» **Aim of the task**
Report each line from the listing that the string "invoked" appears in.

» **Records shown**
----
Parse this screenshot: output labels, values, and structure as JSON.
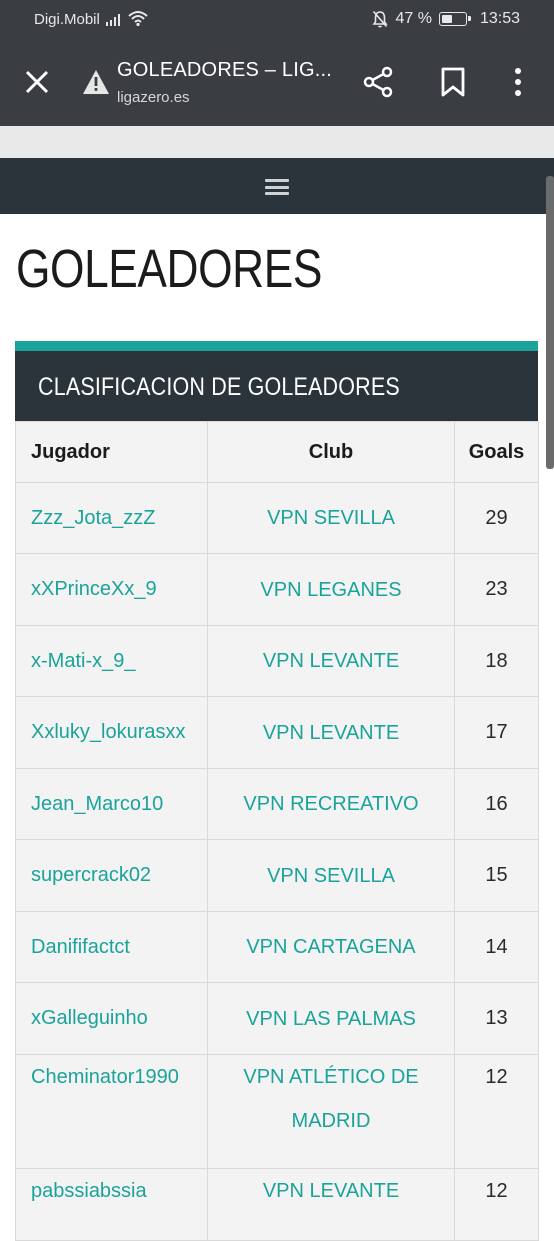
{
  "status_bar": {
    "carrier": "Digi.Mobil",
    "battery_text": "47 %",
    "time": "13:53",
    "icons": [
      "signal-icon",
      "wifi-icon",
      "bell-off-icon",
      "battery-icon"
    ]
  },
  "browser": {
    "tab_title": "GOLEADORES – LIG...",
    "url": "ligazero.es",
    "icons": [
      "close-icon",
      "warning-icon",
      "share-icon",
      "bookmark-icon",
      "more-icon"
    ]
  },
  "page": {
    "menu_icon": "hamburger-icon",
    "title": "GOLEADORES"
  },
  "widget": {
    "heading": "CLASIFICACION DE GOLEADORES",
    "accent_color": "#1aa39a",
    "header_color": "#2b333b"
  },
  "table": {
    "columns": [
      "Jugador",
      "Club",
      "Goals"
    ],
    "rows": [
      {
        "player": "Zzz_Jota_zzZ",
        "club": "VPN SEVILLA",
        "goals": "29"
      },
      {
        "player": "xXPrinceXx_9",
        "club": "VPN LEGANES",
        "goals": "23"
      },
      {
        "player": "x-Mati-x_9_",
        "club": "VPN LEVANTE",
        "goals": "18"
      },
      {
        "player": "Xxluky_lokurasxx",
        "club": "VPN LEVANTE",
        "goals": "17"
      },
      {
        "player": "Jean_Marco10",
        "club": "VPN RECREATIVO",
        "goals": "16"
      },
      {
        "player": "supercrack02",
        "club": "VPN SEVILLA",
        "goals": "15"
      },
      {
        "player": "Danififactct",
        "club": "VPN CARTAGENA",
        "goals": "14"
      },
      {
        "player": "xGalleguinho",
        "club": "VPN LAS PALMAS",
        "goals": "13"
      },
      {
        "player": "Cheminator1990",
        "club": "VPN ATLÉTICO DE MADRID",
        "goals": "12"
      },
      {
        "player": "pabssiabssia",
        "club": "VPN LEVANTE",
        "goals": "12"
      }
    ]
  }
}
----
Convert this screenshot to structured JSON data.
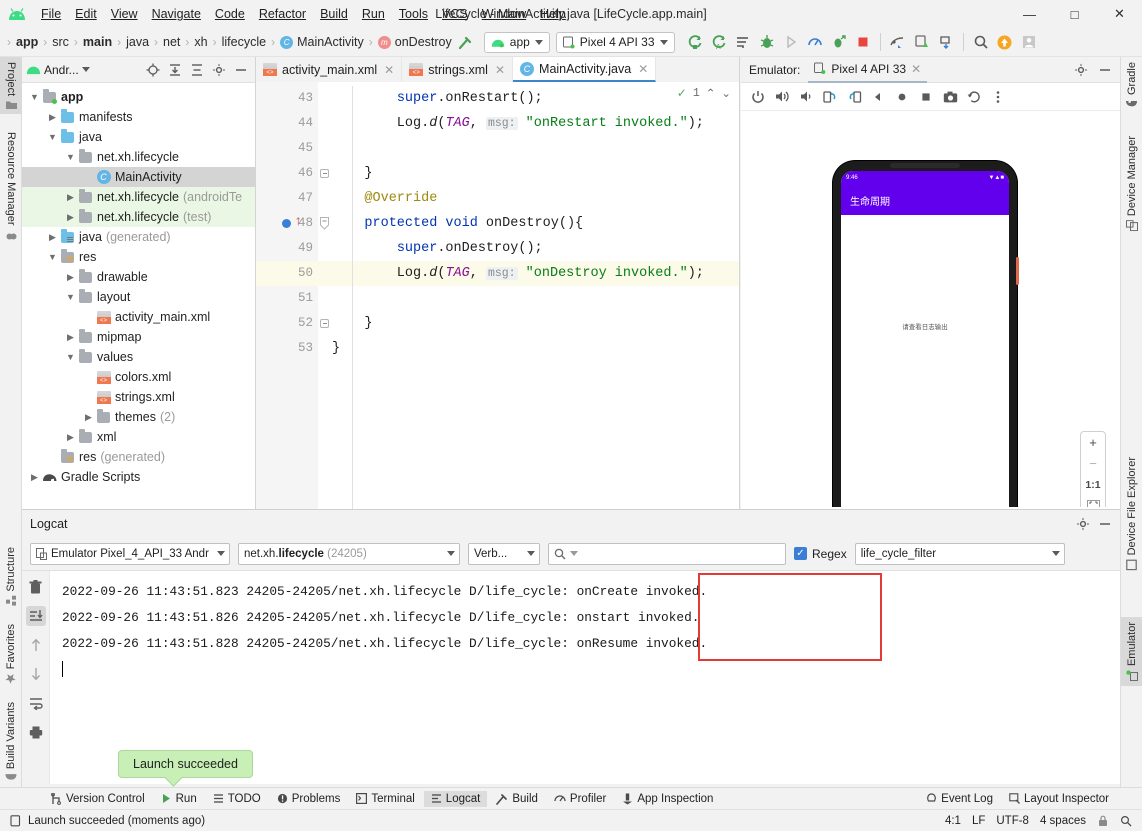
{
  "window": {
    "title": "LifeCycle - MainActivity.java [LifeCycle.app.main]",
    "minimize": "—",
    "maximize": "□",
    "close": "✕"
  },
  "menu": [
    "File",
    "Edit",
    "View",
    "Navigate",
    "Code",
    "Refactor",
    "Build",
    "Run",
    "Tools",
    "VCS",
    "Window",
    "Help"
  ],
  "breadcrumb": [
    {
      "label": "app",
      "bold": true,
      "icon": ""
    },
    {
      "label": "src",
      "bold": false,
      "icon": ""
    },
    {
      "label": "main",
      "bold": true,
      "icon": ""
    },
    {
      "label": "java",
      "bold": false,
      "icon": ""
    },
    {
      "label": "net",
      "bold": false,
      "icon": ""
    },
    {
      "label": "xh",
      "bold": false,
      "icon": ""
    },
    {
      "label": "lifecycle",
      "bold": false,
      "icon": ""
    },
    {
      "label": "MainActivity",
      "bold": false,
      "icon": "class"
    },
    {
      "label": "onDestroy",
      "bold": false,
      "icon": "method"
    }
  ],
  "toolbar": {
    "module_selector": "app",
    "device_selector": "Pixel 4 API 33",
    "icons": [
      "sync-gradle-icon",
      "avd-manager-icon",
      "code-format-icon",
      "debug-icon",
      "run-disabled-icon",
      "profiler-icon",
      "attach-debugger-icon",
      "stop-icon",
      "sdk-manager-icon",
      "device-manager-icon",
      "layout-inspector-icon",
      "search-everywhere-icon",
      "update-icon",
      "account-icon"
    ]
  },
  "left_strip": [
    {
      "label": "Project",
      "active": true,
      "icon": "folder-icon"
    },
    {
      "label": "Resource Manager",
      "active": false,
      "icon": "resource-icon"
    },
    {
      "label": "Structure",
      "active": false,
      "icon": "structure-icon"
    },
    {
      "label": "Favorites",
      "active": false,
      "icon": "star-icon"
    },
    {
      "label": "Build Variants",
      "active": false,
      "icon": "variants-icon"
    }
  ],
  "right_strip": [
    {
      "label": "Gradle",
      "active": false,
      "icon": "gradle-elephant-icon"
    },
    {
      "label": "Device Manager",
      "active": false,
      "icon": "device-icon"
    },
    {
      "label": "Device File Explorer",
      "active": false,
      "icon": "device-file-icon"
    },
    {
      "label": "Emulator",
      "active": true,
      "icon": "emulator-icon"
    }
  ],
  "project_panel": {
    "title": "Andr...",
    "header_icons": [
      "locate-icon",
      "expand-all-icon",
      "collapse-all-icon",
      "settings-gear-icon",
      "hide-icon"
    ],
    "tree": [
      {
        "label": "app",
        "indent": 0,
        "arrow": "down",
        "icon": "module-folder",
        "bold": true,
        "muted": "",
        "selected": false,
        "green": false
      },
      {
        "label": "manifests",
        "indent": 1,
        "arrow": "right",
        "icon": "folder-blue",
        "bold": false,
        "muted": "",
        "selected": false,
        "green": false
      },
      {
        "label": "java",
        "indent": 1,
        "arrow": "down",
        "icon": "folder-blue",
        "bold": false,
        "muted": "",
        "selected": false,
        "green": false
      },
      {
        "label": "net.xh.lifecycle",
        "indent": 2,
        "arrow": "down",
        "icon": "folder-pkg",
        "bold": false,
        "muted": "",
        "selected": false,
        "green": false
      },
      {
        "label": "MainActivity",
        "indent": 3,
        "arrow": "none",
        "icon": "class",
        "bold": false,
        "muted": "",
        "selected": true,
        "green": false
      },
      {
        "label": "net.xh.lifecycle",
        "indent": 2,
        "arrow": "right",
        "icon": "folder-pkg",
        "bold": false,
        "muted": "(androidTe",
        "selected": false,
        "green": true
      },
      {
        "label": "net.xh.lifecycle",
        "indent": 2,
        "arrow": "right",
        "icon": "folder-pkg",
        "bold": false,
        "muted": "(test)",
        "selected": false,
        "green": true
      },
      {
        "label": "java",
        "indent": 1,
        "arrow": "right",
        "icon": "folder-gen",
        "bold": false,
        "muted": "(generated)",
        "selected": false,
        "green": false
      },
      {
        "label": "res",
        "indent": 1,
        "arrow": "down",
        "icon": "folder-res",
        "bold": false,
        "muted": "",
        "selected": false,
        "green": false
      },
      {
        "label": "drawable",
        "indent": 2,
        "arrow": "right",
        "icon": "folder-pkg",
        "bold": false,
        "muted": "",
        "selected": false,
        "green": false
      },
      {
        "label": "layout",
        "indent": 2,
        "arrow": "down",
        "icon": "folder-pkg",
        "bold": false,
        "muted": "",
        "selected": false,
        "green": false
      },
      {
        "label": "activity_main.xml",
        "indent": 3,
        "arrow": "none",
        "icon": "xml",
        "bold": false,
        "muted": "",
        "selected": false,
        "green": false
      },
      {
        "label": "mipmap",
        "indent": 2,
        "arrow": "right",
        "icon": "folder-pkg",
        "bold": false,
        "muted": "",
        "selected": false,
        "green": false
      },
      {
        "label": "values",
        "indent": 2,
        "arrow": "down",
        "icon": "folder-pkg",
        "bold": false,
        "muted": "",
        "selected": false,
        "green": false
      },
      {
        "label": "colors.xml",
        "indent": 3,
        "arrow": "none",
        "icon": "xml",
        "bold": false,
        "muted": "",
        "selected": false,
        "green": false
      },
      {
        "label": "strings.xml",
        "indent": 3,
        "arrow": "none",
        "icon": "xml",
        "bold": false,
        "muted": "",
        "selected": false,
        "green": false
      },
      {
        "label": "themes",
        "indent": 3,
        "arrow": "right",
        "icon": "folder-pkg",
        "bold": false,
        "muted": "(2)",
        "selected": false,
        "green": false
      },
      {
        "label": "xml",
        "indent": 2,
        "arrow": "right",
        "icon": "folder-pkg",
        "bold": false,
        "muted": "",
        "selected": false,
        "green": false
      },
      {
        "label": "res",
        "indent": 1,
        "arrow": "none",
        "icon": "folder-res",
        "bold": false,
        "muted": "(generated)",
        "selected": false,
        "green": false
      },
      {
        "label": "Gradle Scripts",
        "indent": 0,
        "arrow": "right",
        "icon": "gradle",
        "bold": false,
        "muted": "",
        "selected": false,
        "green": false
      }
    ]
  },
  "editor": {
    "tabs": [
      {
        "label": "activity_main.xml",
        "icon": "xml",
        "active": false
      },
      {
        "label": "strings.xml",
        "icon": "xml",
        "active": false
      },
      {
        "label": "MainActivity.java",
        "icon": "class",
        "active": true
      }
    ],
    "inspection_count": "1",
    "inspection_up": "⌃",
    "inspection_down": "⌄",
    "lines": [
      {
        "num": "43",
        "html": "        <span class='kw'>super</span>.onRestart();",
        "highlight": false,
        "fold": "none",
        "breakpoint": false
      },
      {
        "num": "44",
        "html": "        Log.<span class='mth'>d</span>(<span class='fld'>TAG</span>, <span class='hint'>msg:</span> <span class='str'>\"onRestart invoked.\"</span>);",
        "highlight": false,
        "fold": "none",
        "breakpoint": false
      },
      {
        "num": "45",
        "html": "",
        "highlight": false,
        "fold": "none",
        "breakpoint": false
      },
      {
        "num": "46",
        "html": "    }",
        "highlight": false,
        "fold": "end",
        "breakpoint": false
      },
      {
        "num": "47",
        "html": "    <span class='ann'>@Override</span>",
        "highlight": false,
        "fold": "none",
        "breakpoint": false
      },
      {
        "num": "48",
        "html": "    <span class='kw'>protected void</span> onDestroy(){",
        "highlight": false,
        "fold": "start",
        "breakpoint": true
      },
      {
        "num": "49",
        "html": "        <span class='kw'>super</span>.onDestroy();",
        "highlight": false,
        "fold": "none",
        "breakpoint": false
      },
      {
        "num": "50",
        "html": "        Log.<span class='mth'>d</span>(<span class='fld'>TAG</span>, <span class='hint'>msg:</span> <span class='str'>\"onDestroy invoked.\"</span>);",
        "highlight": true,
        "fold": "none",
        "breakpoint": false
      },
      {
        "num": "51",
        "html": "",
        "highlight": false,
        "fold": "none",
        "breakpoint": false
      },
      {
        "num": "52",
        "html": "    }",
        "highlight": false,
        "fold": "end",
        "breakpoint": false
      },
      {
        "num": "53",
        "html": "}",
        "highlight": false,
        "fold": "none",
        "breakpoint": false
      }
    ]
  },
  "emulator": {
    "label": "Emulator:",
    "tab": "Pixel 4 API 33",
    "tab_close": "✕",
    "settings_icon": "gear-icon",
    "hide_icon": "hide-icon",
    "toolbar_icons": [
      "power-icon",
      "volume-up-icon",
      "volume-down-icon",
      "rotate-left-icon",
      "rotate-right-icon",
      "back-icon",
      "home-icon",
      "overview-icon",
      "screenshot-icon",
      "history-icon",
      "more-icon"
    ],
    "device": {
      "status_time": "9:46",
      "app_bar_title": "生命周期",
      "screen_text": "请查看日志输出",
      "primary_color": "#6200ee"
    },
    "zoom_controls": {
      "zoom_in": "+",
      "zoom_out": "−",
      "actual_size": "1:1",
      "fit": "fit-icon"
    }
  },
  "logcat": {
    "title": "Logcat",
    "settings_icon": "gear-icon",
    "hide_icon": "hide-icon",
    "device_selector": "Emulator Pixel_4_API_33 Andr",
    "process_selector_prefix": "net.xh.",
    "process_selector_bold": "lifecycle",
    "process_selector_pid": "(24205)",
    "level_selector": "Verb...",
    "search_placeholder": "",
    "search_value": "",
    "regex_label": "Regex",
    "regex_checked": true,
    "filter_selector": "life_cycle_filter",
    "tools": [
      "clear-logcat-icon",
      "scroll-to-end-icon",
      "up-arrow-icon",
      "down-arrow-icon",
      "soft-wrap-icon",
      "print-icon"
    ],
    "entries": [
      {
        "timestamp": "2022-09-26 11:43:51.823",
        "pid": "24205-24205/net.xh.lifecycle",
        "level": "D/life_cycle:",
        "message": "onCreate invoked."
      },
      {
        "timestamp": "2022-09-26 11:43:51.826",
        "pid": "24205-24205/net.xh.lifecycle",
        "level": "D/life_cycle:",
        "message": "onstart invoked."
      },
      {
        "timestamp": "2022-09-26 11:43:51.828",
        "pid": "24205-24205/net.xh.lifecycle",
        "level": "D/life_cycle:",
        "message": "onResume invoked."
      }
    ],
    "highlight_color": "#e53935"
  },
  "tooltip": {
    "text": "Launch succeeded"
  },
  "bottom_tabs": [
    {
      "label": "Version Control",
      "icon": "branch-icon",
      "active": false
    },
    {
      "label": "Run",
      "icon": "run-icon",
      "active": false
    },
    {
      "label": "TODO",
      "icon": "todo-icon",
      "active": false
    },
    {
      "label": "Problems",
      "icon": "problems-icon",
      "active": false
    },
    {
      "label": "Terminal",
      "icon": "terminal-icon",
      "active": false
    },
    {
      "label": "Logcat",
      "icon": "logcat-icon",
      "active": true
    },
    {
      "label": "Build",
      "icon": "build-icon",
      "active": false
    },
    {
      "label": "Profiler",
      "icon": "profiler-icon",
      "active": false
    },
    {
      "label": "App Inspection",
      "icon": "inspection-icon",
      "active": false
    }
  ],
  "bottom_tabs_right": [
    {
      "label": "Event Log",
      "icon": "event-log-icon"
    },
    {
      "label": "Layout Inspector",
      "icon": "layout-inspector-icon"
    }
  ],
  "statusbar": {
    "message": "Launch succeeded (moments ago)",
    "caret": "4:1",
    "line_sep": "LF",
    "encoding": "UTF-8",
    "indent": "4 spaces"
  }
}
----
» **Your response**
        "html": "        Log.<span class='mth'>d</span>(<span class='fld'>TAG</span>, <span class='hint'>msg:</span> <span class='str'>\"onRestart invoked.\"</span>);",
        "html": "        Log.<span class='mth'>d</span>(<span class='fld'>TAG</span>, <span class='hint'>msg:</span> <span class='str'>\"onDestroy invoked.\"</span>);",
        "message": "onCreate invoked."
        "message": "onstart invoked."
        "message": "onResume invoked."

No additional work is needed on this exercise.